More than 20,000 people have signed a campaign on social media against a new film based on a Norwegian right-wing extremist’s massacre on the island of Utøya seven years ago. They claim it’s too early since the attack that killed 69 people, mostly young members of Norway’s Labour Party, and that it will give the mass murderer renewed publicity.
Newspaper Aftenposten reported on Wednesday that in addition to those supporting the campaign on Facebook entitled Nei til film om Anders Behring Breivik! (“No to a film” about the right-wing terrorist), another 50,000 had shared the campaign as of Tuesday evening.
Newspaper VG reports that the campaign was launched by Vegard Løkken, a resident of Oppland County who is also calling for a boycott against the film’s producer Netflix. Løkken fears the film will generate too much publicity for Breivik, who also bombed Norway’s government headquarters before unleashing his massacre on Utøya because he blamed the Labour-led government at the time for allowing too many immigrants into Norway.
“It’s much too early to make a film about him, the wounds are still too fresh,” Løkken told VG. “This will hit those involved (Breivik’s victims) hard.”
The film, which has secured NOK 17 million in state funding from Norway’s film incentive fund, has also been criticized by some victims’ families while the head of Labour’s youth organization has also said he thinks it’s too early for a film on the massacre. Løkken mostly doesn’t want Breivik, who reportedly has inspired other right-wing extremists, to get any more attention.
“We have already spent multiple millions of tax money on that jerk already,” Løkken told VG. “Now he’ll get more PR and can enjoy seeing his name become even better known.”
Aftenposten reported that Netflix wouldn’t comment on either its production of the film or the campaign against it. Netflix would only state that it has been in contact with Norway’s national support group for July 22 victims and their families during the course of developing the film. The support group didn’t want to comment on the film either.
The film is based on Norwegian author Åsne Seierstad’s book En av oss (One of us), which profiled Norway’s home-grown terrorist but also several of his victims and covered the court case that followed the July 22 attacks. The film is entitled simply Norway, and Netflix earlier has stated that it will feature three stories tied to the events of July 22: Survivors and how they rebuilt their lives, former Prime Minister Jens Stoltenberg (now secretary general of NATO) and other Norwegian politicians who led Norway through the crisis, and lawyers involved in the court case that was aimed at giving Breivik a fair trial. They include Geir Lippestad, who defended Breivik and is now a top politician for Labour in Oslo’s city government.
That indicates the film will be more about the aftermath of the attacks, which can also explain its title. Director Paul Greengrass told newspaper Dagbladet when he was in Norway in September that it was “important” for him and his crew to make the film in a “respectful and correct” manner. He said he hoped there would be understanding that they released the fewest possible details about the film during production.
Filming underway amidst complaints
When filming began recently in the community of Nøtterøy, local officials complained that they weren’t informed until it was about to begin.
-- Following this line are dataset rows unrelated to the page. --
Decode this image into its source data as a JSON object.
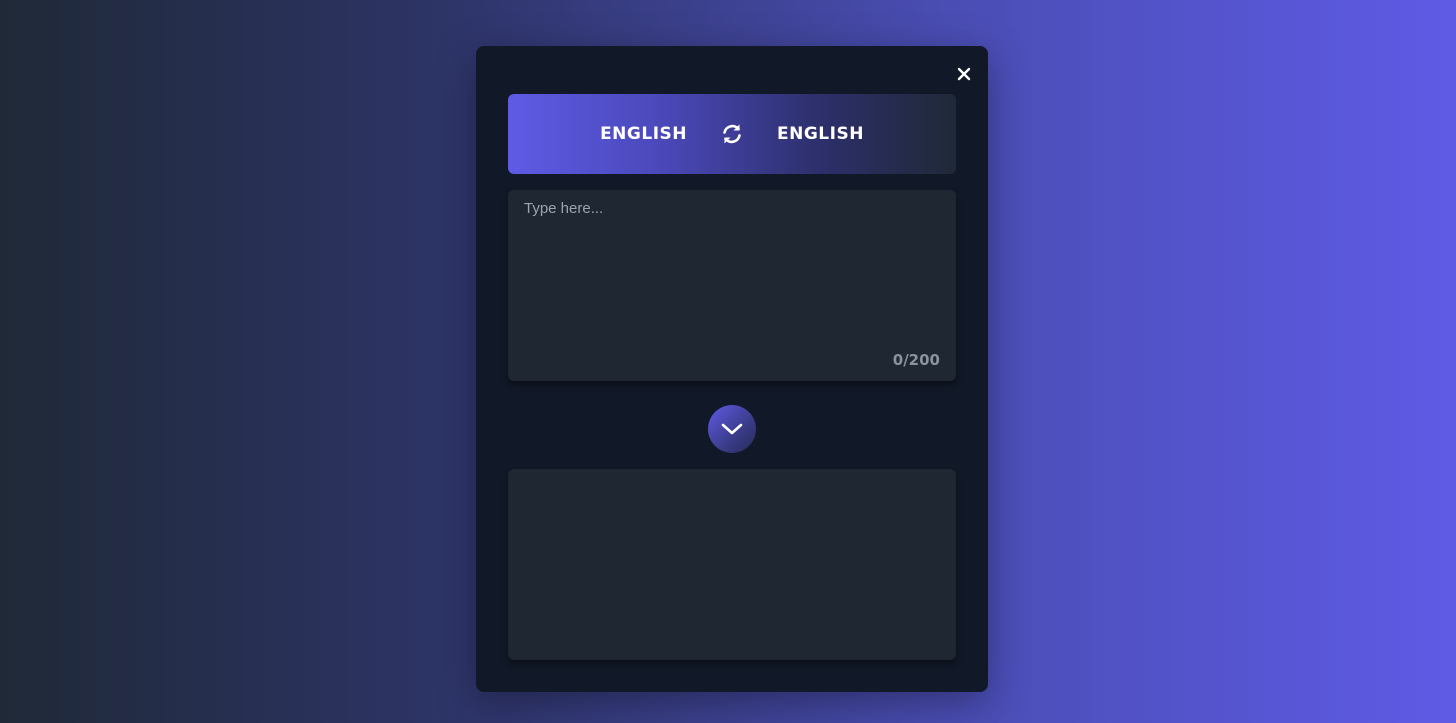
{
  "translator": {
    "source_language": "ENGLISH",
    "target_language": "ENGLISH",
    "input_placeholder": "Type here...",
    "input_value": "",
    "char_counter": "0/200",
    "output_text": ""
  },
  "icons": {
    "close": "close-icon",
    "swap": "swap-icon",
    "translate": "chevron-down-icon"
  },
  "colors": {
    "accent": "#5f5be6",
    "panel": "#111827",
    "field": "#1f2733"
  }
}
The film location is an island owned and managed by the Norwegian military, and thus outside local jurisdiction.
“If I’d received an inquiry earlier, I would have asked them (the producers) to do their filming on a Swedish island, or somewhere else,” Nøtterøy’s top administrative official, Toril Eeg, told Dagbladet at the end of October.
Eeg, who carries the title of rådmann, said the production company wrote in an email that filming would be discreet, that they were aware of the project’s sensitivity and that they had contacted the victims’ and families’ support group. “I was caught off guard, but felt obliged to just accept it,” Eeg said.
Since details about the film remain unclear, Løkken can’t be sure either that the film will give Breivik more publicity. “No,” he acknowledged to VG, “but it’s about July 22 and then you can’t avoid him.” He doesn’t think any film should be made for another 40 to 50 years: “Then all the facts should be on the table, the families would have had time to collect themselves. If a film has to be made, it shouldn’t be until (Breivik) is dead. Now his name will just become better known.”